They were able to hit on the rawness of that moment...the emotion, the confusion that I think most people have when they find out. And that struggle between the parents...her trying to make him understand that she needs him to believe it, him saying that he won't let his son be put in special was familiar. It was hard to watch even a TV couple going through it.

I was impressed that they were able to hit that nerve in me, as I'm the person who could never watch the episodes on ER when they were in the NICU because of the gross oversimplifications and inaccuracies. But with this, so far, I'm in...maybe it's the whole Lauren Graham/Craig T. Nelson combo, not sure.

Yes, so the whole "It's my team" business at the end was fairly unbelievable, but I'm forgiving them that on the promise that they will ultimately help more people understand the sometimes quieter, more subtle, but no less gut-wrenching, struggles of having a child with autism. Don't let me down, NBC.

Monday, March 1, 2010

Impossible Things

The theme for right now is "Doing Things You Don't Think You Can Do."

Say, for instance, that New York has a crazy huge snowstorm on the very same weekend you have booked a visit. You get a call at 4 a.m. from a machine that heartlessly tells you your flight is canceled. Do you take it as a sign from the universe that you are not to visit the Big Apple at this time?

No, you get online and rebook! Connection through Boston? Sure, why not? And when you get to Boston, and they tell you that there are no planes flying into New York, do you just forgo the money you've already paid for that New York hotel room and find a room in Boston? Hell no! You magically find a "shuttle" flight that somehow can fly to New York.

And when they tell you the brakes are malfunctioning, so you have to get off that shuttle plane and get on a different plane, do you finally give in and say, "Ok, clearly I am not meant to get to New York today"? No, you file off that plane and onto the next one and don't even bat an eyelash when you are delayed another hour by the news that your flight is too heavy and someone must get off - no wait, they can get back on - no wait, we're too heavy - no, I guess we're okay. Nope, you are determined to get to that blizzard-stricken city even if every single business is closed when you arrive. (Turns out it had completely stopped snowing by the time we got there. Go us!)

Or, how about your spouse had a child with someone back when he was a teenager and, despite the passage of nearly two decades, they cannot hold a phone conversation without one of them becoming violent.

Say the ex calls in tears over the latest reckless decision said child has made (it took a few weeks to get back to her). After years of seeing the ex's selfishness and neglect erode said child's psyche, do you tell her what she can do with those tears, or do you just...listen. Because you're a mother too. Because she obviously has no one else to tell. Because you might have a slight morbid curiosity about how her mind works. Because, for once, you know how she feels.

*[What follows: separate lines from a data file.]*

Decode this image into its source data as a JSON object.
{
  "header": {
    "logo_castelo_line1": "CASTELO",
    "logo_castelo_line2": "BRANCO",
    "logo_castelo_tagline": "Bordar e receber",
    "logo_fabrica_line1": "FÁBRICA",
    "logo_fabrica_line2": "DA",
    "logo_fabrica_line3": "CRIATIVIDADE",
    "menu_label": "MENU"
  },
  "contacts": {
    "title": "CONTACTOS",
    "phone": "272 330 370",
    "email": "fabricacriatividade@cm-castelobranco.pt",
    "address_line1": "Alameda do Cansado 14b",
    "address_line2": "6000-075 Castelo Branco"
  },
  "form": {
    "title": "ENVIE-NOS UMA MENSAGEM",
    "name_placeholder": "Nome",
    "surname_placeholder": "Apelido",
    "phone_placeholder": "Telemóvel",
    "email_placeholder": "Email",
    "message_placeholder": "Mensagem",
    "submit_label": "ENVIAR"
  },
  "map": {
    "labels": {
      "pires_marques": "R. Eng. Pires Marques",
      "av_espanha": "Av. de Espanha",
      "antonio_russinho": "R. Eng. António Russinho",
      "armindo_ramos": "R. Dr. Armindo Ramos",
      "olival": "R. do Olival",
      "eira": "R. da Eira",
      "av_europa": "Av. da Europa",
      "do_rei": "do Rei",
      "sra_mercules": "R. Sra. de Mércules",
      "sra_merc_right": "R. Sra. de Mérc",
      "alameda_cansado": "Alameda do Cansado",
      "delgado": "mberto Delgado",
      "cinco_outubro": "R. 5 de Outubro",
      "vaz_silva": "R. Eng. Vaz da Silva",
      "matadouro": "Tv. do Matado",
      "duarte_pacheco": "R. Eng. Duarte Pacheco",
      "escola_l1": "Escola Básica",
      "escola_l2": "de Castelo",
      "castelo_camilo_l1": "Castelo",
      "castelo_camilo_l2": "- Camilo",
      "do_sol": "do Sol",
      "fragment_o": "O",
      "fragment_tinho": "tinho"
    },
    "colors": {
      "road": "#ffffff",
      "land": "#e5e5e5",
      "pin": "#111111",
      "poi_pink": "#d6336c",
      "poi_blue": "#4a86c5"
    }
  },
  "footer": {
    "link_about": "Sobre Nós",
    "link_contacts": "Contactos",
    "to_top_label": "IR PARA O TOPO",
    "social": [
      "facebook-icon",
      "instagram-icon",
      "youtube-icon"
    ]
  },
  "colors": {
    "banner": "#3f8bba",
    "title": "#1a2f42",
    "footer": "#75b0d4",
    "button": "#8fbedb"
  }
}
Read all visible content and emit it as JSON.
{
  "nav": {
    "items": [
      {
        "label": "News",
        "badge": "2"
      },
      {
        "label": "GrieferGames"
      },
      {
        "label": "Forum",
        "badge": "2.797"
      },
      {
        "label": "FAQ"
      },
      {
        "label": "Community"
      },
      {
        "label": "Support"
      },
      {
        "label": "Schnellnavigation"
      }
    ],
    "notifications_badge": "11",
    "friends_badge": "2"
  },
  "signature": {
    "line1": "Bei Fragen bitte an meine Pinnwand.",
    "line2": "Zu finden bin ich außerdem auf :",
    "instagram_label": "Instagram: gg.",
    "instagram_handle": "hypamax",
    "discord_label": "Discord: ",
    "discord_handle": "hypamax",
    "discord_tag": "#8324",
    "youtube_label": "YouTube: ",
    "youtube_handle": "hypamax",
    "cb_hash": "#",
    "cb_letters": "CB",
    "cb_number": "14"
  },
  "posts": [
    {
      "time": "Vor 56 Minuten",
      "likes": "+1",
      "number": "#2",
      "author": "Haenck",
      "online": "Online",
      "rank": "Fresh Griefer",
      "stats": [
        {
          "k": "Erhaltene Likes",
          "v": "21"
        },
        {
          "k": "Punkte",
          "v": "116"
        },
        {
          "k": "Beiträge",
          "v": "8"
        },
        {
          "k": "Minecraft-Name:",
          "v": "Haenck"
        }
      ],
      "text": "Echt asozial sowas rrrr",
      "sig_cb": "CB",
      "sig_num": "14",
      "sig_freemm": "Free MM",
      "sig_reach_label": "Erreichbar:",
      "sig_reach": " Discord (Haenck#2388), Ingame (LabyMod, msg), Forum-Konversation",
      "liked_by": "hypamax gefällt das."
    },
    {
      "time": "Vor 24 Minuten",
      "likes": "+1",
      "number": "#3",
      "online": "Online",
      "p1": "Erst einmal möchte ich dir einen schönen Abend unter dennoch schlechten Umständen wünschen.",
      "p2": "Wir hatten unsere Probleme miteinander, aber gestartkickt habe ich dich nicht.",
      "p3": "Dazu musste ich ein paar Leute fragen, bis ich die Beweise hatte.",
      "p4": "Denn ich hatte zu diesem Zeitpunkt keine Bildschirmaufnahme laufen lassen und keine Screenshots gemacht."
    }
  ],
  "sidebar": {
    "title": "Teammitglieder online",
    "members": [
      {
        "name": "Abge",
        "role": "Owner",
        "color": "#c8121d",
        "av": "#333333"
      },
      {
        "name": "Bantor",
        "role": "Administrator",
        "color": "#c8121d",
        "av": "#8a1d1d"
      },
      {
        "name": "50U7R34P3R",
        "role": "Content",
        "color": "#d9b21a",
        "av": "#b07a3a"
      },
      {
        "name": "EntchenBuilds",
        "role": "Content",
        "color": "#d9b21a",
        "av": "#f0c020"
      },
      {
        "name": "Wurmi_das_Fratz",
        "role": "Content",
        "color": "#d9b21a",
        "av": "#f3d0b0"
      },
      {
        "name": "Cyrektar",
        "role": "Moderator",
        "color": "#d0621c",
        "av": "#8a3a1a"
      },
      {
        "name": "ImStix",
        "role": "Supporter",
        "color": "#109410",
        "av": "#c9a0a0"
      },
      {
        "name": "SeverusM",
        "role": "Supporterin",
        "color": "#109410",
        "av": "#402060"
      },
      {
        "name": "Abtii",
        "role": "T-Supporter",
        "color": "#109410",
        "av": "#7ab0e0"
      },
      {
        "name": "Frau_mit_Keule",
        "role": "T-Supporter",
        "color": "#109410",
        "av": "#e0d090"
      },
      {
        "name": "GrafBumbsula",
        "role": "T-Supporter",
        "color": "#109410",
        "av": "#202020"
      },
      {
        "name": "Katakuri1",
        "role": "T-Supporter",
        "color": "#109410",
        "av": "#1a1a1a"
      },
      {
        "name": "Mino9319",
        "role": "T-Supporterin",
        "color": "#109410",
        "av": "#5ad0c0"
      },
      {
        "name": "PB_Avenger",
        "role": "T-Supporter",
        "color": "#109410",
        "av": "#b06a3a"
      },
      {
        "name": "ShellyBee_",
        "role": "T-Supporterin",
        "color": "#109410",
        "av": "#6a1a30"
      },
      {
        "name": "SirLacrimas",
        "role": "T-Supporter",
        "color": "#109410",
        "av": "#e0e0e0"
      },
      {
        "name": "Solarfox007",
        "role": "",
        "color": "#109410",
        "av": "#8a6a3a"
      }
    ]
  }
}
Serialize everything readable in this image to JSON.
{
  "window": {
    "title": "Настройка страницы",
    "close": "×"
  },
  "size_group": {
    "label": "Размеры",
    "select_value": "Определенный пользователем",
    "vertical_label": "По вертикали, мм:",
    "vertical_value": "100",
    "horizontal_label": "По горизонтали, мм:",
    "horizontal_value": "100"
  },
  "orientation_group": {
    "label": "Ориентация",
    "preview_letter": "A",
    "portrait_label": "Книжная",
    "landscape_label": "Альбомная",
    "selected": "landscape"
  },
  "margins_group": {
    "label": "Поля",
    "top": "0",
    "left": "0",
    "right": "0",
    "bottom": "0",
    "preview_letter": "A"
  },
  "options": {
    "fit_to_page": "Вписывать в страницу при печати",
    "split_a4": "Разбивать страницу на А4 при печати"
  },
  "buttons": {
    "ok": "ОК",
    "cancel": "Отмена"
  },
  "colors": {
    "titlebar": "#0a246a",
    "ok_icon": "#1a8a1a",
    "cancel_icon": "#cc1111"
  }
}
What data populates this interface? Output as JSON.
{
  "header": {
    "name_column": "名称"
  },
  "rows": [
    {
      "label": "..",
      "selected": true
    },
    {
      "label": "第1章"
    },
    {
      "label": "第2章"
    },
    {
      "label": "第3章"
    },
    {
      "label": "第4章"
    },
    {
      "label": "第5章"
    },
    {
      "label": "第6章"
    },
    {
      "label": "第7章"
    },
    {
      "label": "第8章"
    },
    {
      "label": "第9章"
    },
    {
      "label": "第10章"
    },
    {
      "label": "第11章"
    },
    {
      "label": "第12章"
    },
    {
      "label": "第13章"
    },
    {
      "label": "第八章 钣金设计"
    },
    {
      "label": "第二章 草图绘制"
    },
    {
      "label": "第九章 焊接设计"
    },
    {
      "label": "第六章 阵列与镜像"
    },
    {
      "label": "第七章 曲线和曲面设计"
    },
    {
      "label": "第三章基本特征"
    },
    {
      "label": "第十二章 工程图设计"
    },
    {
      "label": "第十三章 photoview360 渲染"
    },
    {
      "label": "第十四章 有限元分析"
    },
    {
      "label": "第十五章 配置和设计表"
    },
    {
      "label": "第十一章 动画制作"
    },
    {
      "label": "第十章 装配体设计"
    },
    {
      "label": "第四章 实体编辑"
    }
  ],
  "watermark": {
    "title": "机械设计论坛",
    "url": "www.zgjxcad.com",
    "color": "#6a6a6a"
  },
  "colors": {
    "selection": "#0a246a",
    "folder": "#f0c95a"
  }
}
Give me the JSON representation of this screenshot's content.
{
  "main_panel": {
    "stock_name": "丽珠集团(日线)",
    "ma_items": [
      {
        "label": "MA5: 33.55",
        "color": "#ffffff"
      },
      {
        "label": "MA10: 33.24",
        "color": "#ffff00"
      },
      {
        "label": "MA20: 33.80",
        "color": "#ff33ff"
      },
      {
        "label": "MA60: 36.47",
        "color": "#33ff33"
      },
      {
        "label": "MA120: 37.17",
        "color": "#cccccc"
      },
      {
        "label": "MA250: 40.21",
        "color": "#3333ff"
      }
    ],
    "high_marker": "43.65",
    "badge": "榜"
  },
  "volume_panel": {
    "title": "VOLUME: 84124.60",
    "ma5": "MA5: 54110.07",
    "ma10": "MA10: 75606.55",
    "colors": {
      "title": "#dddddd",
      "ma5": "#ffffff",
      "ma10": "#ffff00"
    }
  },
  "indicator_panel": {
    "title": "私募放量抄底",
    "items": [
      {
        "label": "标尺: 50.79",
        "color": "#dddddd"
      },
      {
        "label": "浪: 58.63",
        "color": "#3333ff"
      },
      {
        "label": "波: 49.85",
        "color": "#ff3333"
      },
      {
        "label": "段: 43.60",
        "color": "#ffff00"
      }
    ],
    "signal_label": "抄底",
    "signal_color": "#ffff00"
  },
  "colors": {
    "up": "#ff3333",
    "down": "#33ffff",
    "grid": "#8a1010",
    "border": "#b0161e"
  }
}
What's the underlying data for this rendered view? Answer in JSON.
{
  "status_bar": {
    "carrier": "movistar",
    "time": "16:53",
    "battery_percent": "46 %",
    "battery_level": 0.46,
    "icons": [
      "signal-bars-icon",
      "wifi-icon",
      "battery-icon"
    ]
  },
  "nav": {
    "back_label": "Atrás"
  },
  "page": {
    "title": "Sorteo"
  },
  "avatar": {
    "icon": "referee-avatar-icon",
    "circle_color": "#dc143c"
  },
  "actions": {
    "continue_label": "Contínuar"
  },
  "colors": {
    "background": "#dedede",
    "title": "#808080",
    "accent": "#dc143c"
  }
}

Sometimes the thing you don't think you can do turns out to be the only thing you really could have done.